A tax return reports your income and deductions to the IRS. (Deductions lower your taxable income, while tax credits directly reduce your tax bill and can result in a cash payout if they are considered refundable.) Your tax return can also help you calculate how much income tax you owe for the year.
Workers who receive W-2 forms typically pay taxes throughout the year by having money withheld from their paychecks. Self-employed folks and freelancers, on the other hand, are expected to make estimated tax payments every quarter. If you end up paying too much in taxes, you'll receive a tax refund after filing your return.
Key Tax Deadlines to Know in 2024
- January 16: Due date for final estimated tax payment for 2023. This tax payment applies to income earned from September 1 through December 31, 2023.
- January 29: IRS begins accepting 2023 tax returns. You don't have to wait until April to file your tax return. If you're due a tax refund, filing sooner can speed up your payment.
- April 15: Due date in most states to file your 2023 tax return. Give yourself plenty of time to gather the necessary documents. That includes W-2s from your employers, or 1099s from your clients if you're self-employed. You might also need documents related to contributions you made to tax-advantaged retirement accounts, as well as documents showing interest paid on student loans. Don't forget about receipts for business expenses if you work for yourself.
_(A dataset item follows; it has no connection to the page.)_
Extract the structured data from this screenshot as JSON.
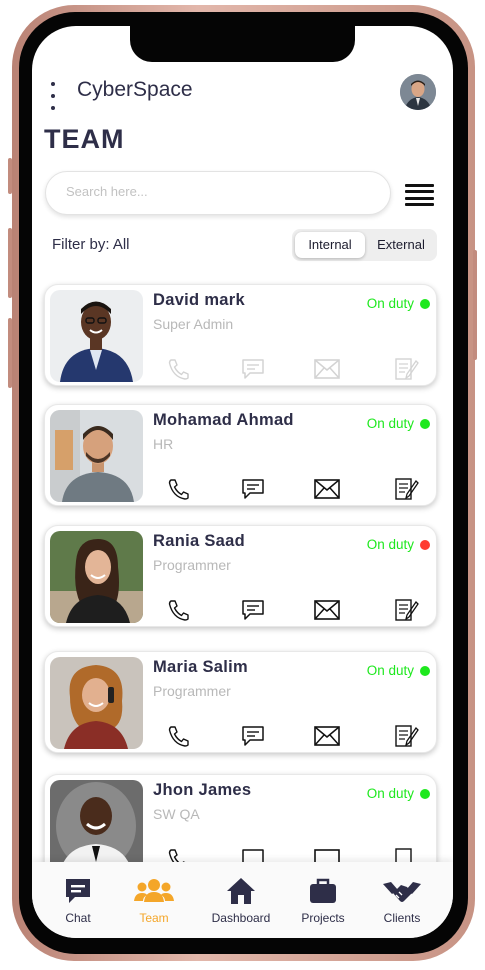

- April 15: First estimated tax payment due for 2024. Self-employed workers are expected to make estimated quarterly tax payments. This first payment applies to income earned from January 1 through March 31, 2024.
- June 17: Due date for second estimated tax payment for 2024. This estimated tax payment applies to income earned from April 1 through May 31.
- September 16: Due date for third estimated tax payment for 2024. This estimated tax payment applies to income earned from June 1 through August 31.
- October 15: Last day to file your 2023 tax return with an extension. Keep in mind that even with an extension, you'll still need to estimate your 2023 tax liability and pay it by the April 15 deadline. A tax professional can help you estimate how much you owe before you file, or you can calculate it yourself using Form 1040-ES.
Important Tax Filing Dates for Businesses in 2024
- January 31: If you had a business with employees in 2023, this is the date you must submit your W-2 forms to the IRS. You must furnish copies to your employees by this deadline as well. January 31 is also the due date to submit 1099 forms issued to independent contractors.
- March 15: This is the deadline for S-corporations and partnerships to file their 2023 business tax returns.
- April 15: Corporations must file their 2023 business tax returns by this date.
- September 16: This is the final day for S-corporations and partnerships to file their 2023 business tax returns with an extension.
- October 15: This is the last day for corporations to file their 2023 business tax returns if they received an extension.
Frequently Asked Questions
You could face penalties and interest if you underpay your taxes. The penalty is 0.5% of unpaid taxes per month until the debt is settled (fees are capped at 25%). Eligible taxpayers can enroll in an IRS payment plan, which cuts the penalty in half. The interest rate on unpaid taxes is currently 8% per year, compounded daily.
If you file electronically and have a tax refund coming your way, it will likely be issued within three weeks if you're enrolled in direct deposit. You can expect your refund in about six to eight weeks if you file a paper tax return.
- Estimate your tax liability, which is your total income tax after deducting eligible tax credits. (You may want to consult a tax professional to help you with this bit.)
- Subtract any taxes you've already paid, either through payroll withholding or estimated tax payments.
- Make a full or partial electronic payment to the IRS and indicate that it's for an extension. Alternatively, you can request an extension online through IRS Free File or submit Form 4868.
The Bottom Line
Whether you're filing a tax return for yourself or a business, paying your taxes on time can prevent unwanted fees and penalties. Be sure to keep these important tax deadlines on your calendar. Working with a tax professional is another way to stay in the good graces of the IRS.